Sociology is a social science that focuses on the study of human behavior and social relationships. Sociology majors are trained to analyze and interpret social phenomena, such as social structures, institutions, and culture, and apply their knowledge to understand and address social issues.
While sociology majors may not have a specific career path, their skills and knowledge can be applied to a wide range of professions in industries such as education, social work, government, business, and the non-profit sector. Here are some examples of jobs that sociology majors may be interested in pursuing.
1. Social Worker
Social workers help individuals and families who are experiencing social problems such as poverty, homelessness, substance abuse, and domestic violence. Sociology majors are well-prepared for this career, as they have a strong understanding of social systems and the factors that contribute to social problems. Social work is a fulfilling career that allows individuals to make a positive impact on the lives of others.
2. Market Research
Market research analysts collect and analyze data to help businesses and organizations make informed decisions about marketing, sales, and product development. Sociology majors are equipped with the research and analytical skills necessary for this profession, as well as an understanding of consumer behavior and cultural trends. They also have the theoretical understanding to ensure marketing assets and products are created with equity in mind, helping businesses avoid unethical practices that disadvantage some customers over others.
3. Human Resources
Human resources specialists are responsible for managing employee relations, recruitment, and training programs within organizations. Sociology majors have a strong understanding of human behavior and social dynamics, which makes them well-suited for this profession. They also have knowledge on diverse groups of people and group dynamics, which is valuable in managing a diverse, equitable, and inclusive workplace.
4. Policy Analyst
Policy analysts work for government agencies, think tanks, and non-profit organizations to develop and analyze public policy. Sociology majors have a strong background in social research and analysis, which makes them well-prepared for this career. They are also familiar with social problems and inequalities, which is essential for developing policies that address these issues. Their backgrounds in both research methods and social theory prepares them to tackle policy-related research questions with ease.
5. Education Administrator
Education administrators are responsible for managing schools and educational programs. Sociology majors have a strong understanding of social systems and the many social factors that contribute to educational inequalities. They also have experience discussing difficult topics in the classroom setting, which is valuable in creating inclusive and equitable educational programs.
6. Community Organizer
Community organizers work for non-profit organizations and advocacy groups to mobilize communities around social issues. Sociology majors are equipped with the knowledge and skills necessary to identify and understand social problems within a community and develop effective strategies for addressing them. They are also likely to be experienced in working with diverse groups of people, which is essential in building coalitions and mobilizing communities.
7. Public Relations Specialist

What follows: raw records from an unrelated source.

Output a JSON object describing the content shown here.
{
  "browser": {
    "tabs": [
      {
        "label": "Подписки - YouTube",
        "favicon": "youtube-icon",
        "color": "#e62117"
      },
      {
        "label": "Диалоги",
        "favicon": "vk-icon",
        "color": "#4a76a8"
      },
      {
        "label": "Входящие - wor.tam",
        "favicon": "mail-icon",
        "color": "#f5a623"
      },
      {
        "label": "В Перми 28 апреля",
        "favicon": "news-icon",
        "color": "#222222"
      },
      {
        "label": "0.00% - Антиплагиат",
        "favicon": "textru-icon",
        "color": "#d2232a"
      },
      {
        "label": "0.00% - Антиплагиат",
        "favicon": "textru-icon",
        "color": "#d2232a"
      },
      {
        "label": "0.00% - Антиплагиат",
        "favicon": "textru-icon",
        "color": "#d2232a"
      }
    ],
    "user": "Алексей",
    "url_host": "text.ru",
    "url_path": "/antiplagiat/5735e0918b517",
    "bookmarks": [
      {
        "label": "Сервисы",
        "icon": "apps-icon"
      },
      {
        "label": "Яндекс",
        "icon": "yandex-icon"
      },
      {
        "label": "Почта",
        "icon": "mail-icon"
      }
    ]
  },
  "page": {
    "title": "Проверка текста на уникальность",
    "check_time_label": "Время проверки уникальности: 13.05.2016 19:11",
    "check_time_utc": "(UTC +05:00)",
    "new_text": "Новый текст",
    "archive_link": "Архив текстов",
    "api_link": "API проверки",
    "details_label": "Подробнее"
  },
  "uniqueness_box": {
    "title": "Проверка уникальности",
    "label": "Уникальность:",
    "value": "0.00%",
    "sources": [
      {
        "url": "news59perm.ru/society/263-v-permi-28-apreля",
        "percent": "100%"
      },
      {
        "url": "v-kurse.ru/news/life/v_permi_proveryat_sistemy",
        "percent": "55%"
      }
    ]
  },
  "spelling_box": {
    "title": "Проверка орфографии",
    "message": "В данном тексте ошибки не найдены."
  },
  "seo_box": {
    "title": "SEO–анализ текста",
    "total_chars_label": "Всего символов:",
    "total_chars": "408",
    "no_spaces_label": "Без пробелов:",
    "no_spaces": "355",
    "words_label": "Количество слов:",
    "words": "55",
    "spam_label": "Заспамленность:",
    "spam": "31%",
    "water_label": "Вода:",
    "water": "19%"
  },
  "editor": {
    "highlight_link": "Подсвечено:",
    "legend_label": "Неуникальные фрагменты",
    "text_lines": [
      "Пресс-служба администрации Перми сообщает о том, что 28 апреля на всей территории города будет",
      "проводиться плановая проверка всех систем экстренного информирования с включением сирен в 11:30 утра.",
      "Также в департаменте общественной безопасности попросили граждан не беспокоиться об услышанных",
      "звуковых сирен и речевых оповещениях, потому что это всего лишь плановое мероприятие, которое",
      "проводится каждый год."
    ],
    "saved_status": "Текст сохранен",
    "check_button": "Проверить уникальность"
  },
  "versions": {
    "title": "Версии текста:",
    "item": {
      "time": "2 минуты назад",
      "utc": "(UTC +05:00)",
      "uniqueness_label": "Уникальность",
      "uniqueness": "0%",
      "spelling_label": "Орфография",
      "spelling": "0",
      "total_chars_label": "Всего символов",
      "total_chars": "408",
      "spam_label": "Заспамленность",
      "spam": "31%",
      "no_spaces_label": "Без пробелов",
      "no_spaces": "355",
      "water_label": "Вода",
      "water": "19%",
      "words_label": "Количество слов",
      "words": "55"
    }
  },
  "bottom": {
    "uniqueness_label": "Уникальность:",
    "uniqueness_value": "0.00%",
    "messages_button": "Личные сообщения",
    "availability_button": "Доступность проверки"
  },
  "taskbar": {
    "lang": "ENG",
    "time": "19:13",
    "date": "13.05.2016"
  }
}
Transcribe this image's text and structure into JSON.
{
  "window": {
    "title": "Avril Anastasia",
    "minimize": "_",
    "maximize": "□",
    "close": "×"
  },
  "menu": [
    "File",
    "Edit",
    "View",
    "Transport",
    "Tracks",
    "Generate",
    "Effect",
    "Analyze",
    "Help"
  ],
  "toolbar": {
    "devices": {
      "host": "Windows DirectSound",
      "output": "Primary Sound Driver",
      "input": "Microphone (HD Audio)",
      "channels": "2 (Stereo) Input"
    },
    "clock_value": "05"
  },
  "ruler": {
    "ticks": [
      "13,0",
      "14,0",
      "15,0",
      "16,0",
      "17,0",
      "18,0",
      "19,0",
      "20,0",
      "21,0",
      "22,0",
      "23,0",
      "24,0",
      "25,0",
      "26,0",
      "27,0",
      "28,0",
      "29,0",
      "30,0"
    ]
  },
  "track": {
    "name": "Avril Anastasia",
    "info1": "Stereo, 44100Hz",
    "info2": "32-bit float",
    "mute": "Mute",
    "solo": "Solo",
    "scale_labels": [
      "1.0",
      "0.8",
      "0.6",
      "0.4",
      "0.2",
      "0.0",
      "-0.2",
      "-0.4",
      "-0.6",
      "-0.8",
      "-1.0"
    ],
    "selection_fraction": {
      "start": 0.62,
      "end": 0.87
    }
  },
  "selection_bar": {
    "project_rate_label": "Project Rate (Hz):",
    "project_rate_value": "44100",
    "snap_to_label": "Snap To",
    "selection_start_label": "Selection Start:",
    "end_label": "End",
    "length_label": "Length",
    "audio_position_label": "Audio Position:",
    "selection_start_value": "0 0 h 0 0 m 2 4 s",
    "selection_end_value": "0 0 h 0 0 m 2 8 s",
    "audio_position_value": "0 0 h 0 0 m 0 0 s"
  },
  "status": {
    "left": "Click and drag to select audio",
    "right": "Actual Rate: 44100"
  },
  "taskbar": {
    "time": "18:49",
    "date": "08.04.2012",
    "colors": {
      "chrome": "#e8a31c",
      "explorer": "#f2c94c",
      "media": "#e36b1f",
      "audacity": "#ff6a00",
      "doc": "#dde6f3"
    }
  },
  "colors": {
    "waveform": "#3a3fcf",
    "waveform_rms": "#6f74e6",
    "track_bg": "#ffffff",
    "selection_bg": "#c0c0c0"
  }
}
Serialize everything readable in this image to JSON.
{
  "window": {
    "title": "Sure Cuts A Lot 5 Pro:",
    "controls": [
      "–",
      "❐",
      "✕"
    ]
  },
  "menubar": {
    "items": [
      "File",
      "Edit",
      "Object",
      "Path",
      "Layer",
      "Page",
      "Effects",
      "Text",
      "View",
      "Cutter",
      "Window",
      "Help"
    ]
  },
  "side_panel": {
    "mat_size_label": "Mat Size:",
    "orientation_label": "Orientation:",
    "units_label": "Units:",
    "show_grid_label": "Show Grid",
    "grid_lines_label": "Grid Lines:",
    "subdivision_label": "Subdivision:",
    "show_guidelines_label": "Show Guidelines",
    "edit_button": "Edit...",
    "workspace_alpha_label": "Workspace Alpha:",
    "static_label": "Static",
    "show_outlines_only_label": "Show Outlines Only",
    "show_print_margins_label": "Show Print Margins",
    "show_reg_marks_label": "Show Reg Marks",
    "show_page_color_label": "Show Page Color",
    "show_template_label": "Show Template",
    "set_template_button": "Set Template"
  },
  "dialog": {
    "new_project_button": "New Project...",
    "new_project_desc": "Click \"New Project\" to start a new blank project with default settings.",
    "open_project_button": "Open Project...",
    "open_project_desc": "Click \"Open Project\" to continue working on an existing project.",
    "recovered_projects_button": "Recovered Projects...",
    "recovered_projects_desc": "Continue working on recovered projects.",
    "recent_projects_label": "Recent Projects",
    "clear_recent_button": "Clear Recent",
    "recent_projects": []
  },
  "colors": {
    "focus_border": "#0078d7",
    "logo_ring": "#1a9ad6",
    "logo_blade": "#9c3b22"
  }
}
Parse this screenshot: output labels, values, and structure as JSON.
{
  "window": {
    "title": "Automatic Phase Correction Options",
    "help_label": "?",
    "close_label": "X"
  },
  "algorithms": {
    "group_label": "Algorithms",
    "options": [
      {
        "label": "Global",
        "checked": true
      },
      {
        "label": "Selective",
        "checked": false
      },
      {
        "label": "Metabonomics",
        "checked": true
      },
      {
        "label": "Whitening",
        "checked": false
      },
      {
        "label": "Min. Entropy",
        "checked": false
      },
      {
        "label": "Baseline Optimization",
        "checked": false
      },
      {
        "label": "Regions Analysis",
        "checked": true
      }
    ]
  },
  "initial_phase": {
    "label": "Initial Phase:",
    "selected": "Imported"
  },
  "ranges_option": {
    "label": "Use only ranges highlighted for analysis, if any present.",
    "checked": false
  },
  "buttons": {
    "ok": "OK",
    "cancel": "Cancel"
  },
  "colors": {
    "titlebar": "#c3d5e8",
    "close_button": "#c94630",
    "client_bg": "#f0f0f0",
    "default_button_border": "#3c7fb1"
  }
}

Public relations specialists are responsible for managing the public image of businesses and organizations. Sociology majors are well-suited for this profession, as they have a strong understanding of cultural trends and the role of the media in shaping narratives. They are also skilled at analyzing social dynamics and identifying opportunities for positive public relations.
8. Criminal Justice Researcher
Criminal justice researchers collect and analyze data to inform policy and practice in the criminal justice system. Sociology majors are well-equipped for this career due to their strong background in social research and analysis. They are also familiar with social problems and inequalities within the criminal justice system. Check out this example of one sociology major who went on to conduct research to improve criminal justice systems in Colorado.
9. Grant Writer
Grant writers work for non-profit organizations and other groups to secure funding for their programs and projects. Sociology majors are skilled at researching and analyzing social issues and developing effective strategies for addressing them. Such skills are useful for identifying gaps in programs and projects that grant funding can help fill. They are also experienced in writing and communicating complex ideas, which is essential for securing grants and funding.
Journalists report on social issues and events, and communicate important information to the public. Sociology majors are well-prepared for this profession, as they have a strong understanding of social systems and cultural trends. They are also skilled at conducting research and analyzing complex information, which is essential for producing informative and engaging journalism. Read our article Sociology and Journalism: The Dualistic Appeal for more on this topic.
Overall, sociology majors have a wide range of career options available to them. Their knowledge and skills in social analysis and research are highly valued in many industries, making them employable across various sectors. Additionally, sociology majors have a strong understanding of social inequalities and social justice issues, which can make their work especially meaningful and fulfilling, whichever industry they choose to enter.
While there are many potential career paths for sociology majors, it is important for them to consider their interests and strengths when selecting a career. Whether they choose to work in social work, research, education, or another field, sociology majors have the potential to make a positive impact on society and to contribute to social change.